■ **RECORD SET**:

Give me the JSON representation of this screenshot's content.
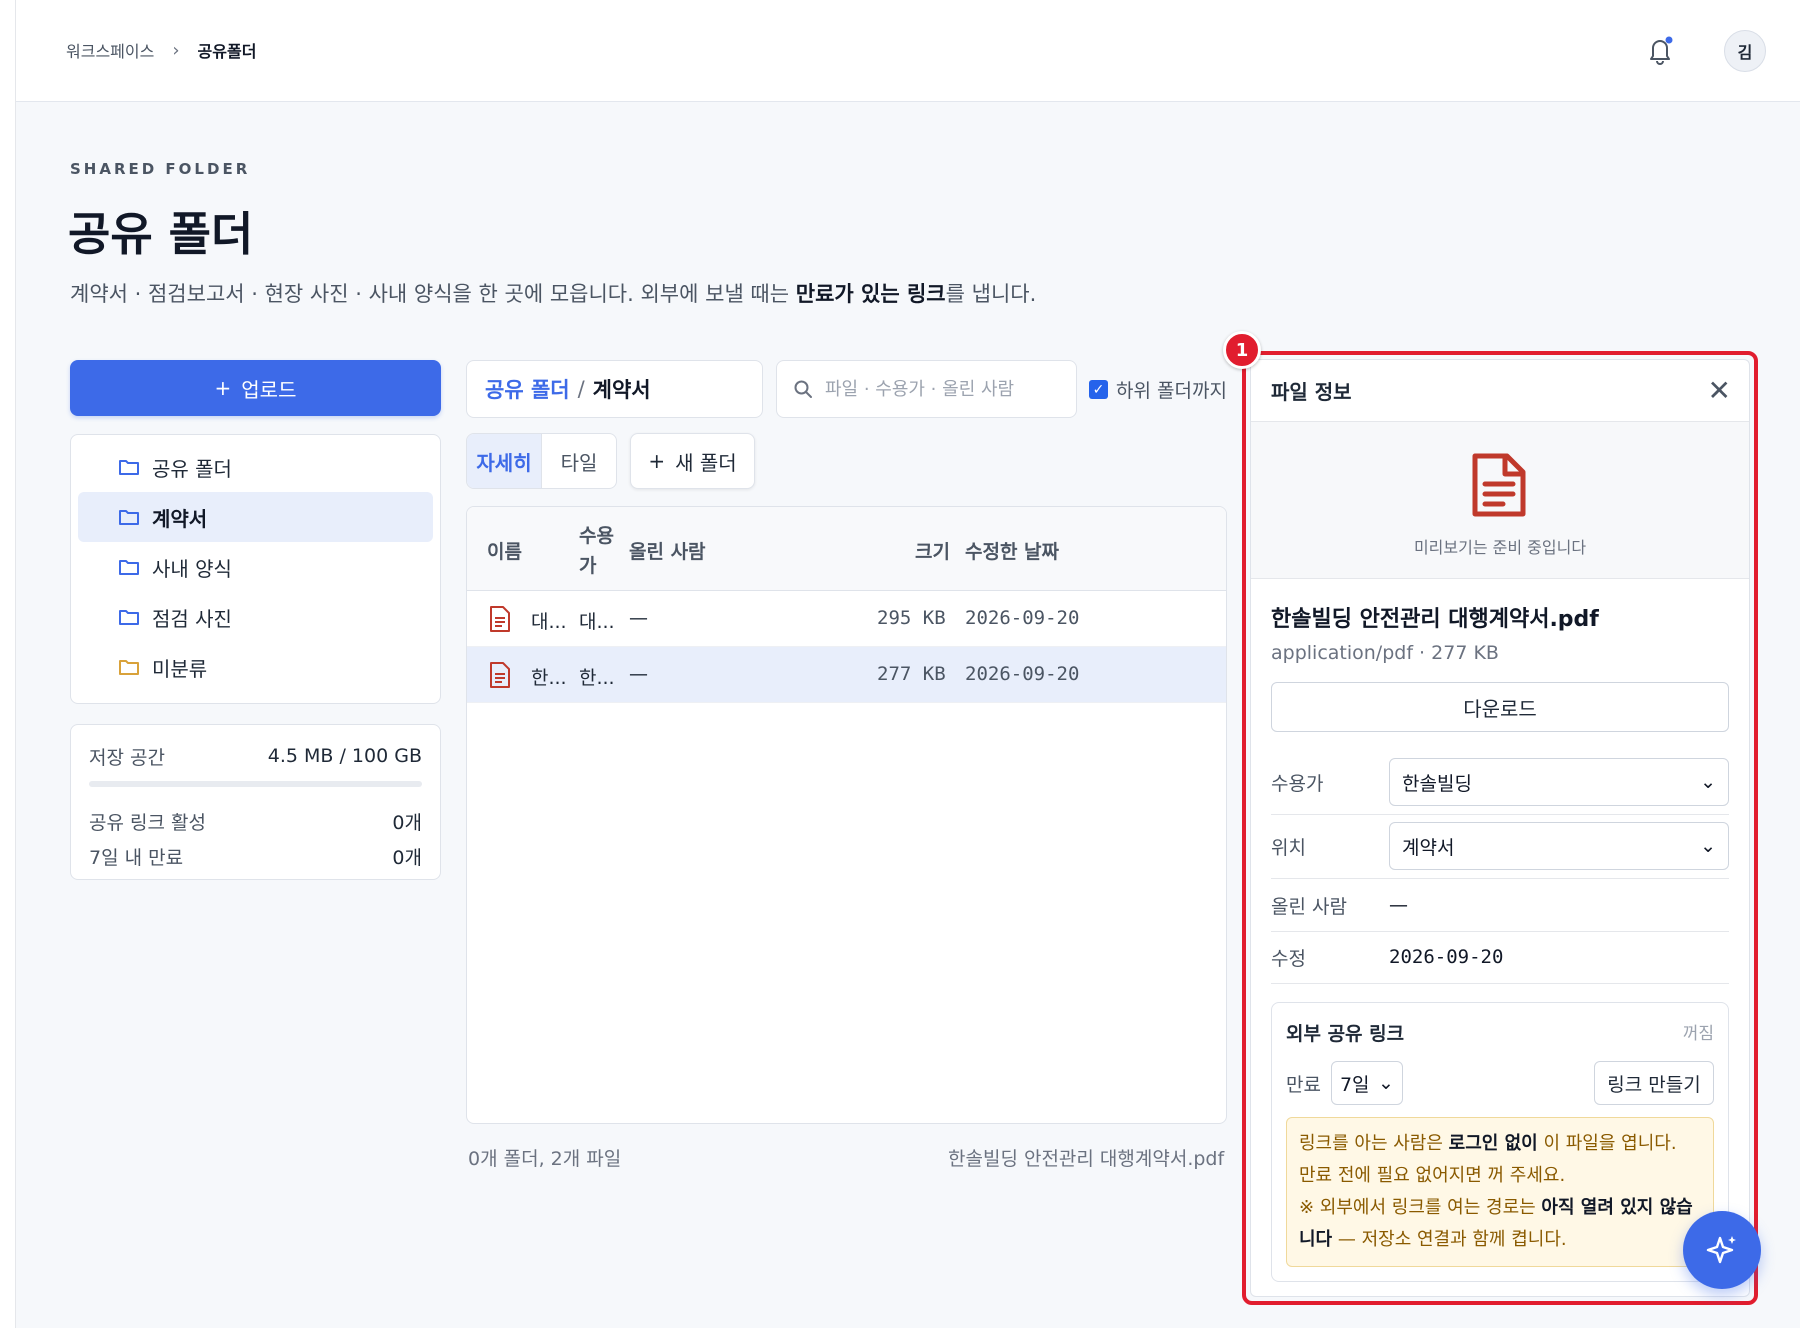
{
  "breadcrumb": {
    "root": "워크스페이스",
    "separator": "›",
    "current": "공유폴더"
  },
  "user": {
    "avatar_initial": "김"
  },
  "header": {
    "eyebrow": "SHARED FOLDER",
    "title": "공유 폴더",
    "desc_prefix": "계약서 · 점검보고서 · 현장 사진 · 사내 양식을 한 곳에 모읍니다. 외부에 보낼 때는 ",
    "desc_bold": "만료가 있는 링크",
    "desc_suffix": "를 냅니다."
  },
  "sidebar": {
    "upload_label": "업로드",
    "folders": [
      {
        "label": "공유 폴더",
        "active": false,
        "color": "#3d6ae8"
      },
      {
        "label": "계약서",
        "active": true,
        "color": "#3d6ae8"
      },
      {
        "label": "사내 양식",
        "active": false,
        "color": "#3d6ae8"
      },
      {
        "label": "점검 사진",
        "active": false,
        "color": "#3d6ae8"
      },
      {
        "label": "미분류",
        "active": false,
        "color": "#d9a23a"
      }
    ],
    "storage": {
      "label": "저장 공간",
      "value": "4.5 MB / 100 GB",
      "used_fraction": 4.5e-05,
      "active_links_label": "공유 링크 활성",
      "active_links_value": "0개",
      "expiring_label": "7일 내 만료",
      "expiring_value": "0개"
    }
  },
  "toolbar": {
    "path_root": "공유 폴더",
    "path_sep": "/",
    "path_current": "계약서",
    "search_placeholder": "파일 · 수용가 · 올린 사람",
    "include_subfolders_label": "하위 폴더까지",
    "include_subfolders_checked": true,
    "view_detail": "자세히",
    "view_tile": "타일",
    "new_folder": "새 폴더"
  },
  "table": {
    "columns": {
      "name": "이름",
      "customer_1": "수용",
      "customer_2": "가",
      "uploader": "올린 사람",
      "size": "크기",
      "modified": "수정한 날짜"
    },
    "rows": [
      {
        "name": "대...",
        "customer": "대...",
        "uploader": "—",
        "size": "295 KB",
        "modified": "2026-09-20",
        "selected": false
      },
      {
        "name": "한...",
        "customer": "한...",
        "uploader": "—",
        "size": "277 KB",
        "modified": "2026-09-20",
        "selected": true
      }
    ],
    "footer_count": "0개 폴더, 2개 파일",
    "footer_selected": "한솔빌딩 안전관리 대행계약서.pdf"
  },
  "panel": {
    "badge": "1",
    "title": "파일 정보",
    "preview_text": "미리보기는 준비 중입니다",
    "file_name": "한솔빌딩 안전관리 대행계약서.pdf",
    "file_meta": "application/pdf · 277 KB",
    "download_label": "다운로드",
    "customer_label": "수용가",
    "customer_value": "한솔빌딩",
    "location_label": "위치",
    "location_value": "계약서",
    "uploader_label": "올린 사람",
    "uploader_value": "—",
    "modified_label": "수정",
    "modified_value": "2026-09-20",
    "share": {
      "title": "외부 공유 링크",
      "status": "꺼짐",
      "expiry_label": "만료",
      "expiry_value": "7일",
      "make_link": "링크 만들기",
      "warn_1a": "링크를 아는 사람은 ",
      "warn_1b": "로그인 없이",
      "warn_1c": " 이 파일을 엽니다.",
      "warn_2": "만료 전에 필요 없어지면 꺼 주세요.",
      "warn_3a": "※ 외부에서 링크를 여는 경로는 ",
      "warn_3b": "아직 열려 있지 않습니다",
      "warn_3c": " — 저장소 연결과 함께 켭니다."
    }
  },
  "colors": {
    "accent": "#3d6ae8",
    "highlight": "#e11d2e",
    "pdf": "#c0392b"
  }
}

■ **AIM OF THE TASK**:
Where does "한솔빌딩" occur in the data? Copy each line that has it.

■ **SOLUTION FOR THIS PROBLEM**:
    "footer_selected": "한솔빌딩 안전관리 대행계약서.pdf"
    "file_name": "한솔빌딩 안전관리 대행계약서.pdf",
    "customer_value": "한솔빌딩",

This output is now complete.